Une Double Insulte.

Condamner Najet Laabidi à huit dinars symboliques;  comme elle aurait pu l’être à un «dinar symbolique»; c’est envers elle une double insulte. D’abord parce qu’elle n’a commis aucun acte qui eût pu lui valoir une comparution en justice;  ayant rempli ses charges d’avocate et aucun Etat se voulant un Etat de droit ne peut judiciariser quiconque pour cela ; voilà qui, à bon droit;  interroge sur l’Article 128 du Code pénal tunisien et son intitulé périlleusement vague d’ «outrage à un fonctionnaire public».

Ensuite; parce que c’est sa qualité de DDH elle-même qui s’en trouve niée;  ses juges lui accordant la faveur d’une peine clémente alors que la moindre conscience juridique aurait dû les amener à une seule et unique conclusion;  celle de l’iniquité de toute peine même symbolique envers elle; professionnelle du droit œuvrant pour la défense des valeurs mêmes qui avaient fait descendre les Tunisiens dans la rue et, in fine, amené la chute du régime Ben Ali puis l’avènement du système actuel;  ce système dont ces mêmes juges font partie.

Maître Najet Laabidi de nouveau visée par les autorités tunisiennes.

En ce sens-là, oui, l’amende infligée à Najet Laabidi a la valeur d’un symbole.
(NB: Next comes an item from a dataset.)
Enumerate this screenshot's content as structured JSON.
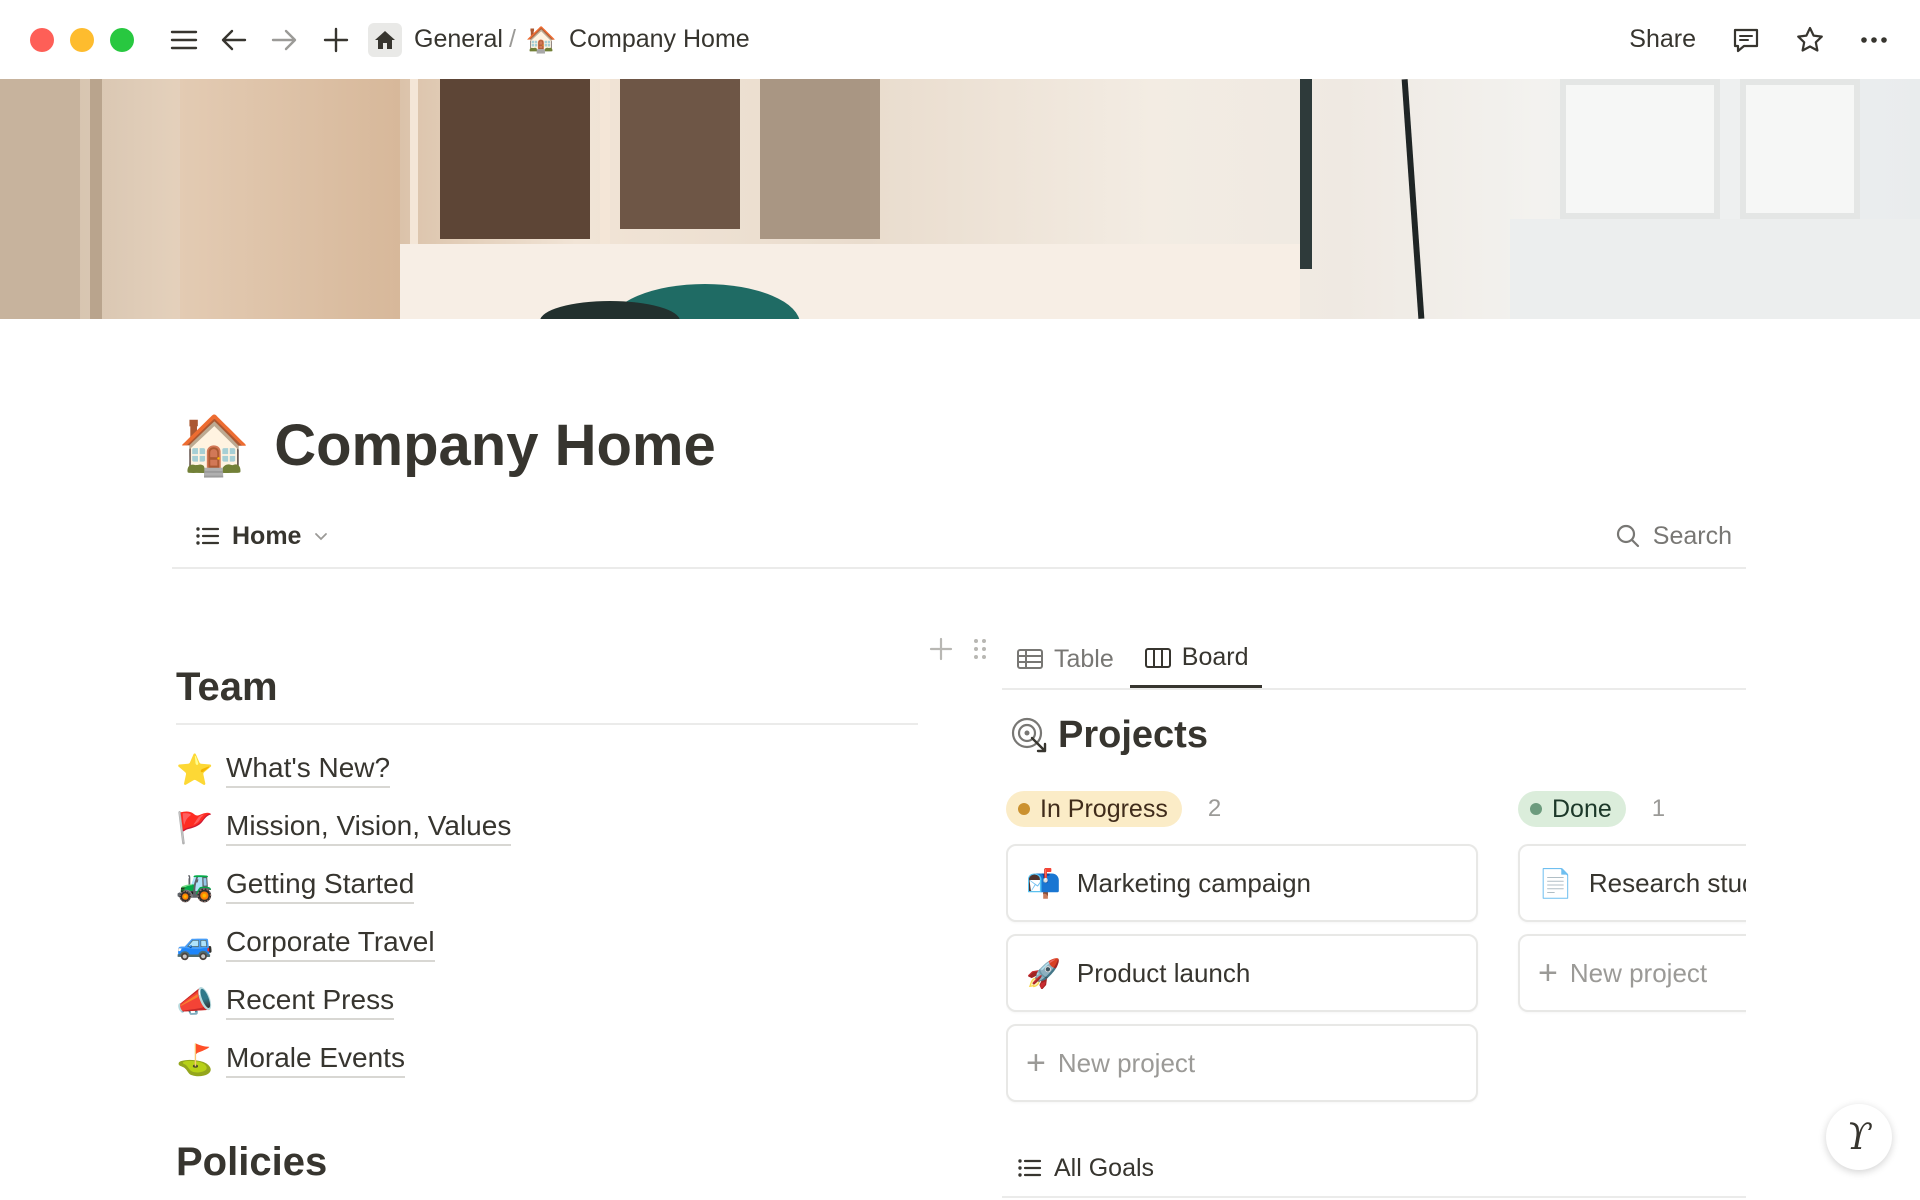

Le symbole d’une Tunisie qui, depuis 2011;  avance vers l’Etat de droit mais bien souvent trébuche. Dans notre article du 18 mars 2018 intitulé «Maître Najet Laabidi de nouveau visée par les autorités tunisiennes»;  nous notions encore :

«Si l’on juge un pays sur la manière dont il traite les personnes handicapées, alors la Tunisie a besoin d’un bon avocat. Et si l’on juge un pays au respect que les pouvoirs publics accordent aux avocats, alors la terre du Jasmin semble en chute libre vers l’indéfendable».
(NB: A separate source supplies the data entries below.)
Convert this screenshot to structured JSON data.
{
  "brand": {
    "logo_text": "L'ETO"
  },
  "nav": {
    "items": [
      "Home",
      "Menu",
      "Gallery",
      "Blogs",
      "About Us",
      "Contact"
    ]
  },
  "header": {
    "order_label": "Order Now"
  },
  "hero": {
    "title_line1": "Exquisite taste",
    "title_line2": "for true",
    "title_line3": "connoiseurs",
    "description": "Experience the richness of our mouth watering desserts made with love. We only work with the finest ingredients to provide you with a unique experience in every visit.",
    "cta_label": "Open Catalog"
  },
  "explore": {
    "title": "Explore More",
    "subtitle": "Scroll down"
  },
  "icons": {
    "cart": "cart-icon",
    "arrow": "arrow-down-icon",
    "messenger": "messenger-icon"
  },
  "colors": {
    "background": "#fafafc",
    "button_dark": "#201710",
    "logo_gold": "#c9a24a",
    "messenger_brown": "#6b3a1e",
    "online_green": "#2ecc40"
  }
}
Autant dire que Najet Laabidi a elle aussi, plus encore; la valeur d’un symbole. Le symbole des DDH de tous parcours de vie et milieux professionnels; même si les praticiens du droit sont par définition mieux armés pour défendre;  qui permettent tant soit peu à cette Tunisie en chute libre de se raccrocher aux branches. La valeur d’un symbole à défendre; car de là dépend la réalité de demain de l’Etat de droit en Tunisie. Et partout ailleurs; parce qu’un symbole de liberté n’a pas de frontières.

Bernard J. Henry est Officier des Relations Extérieures de l’Association of World Citizens.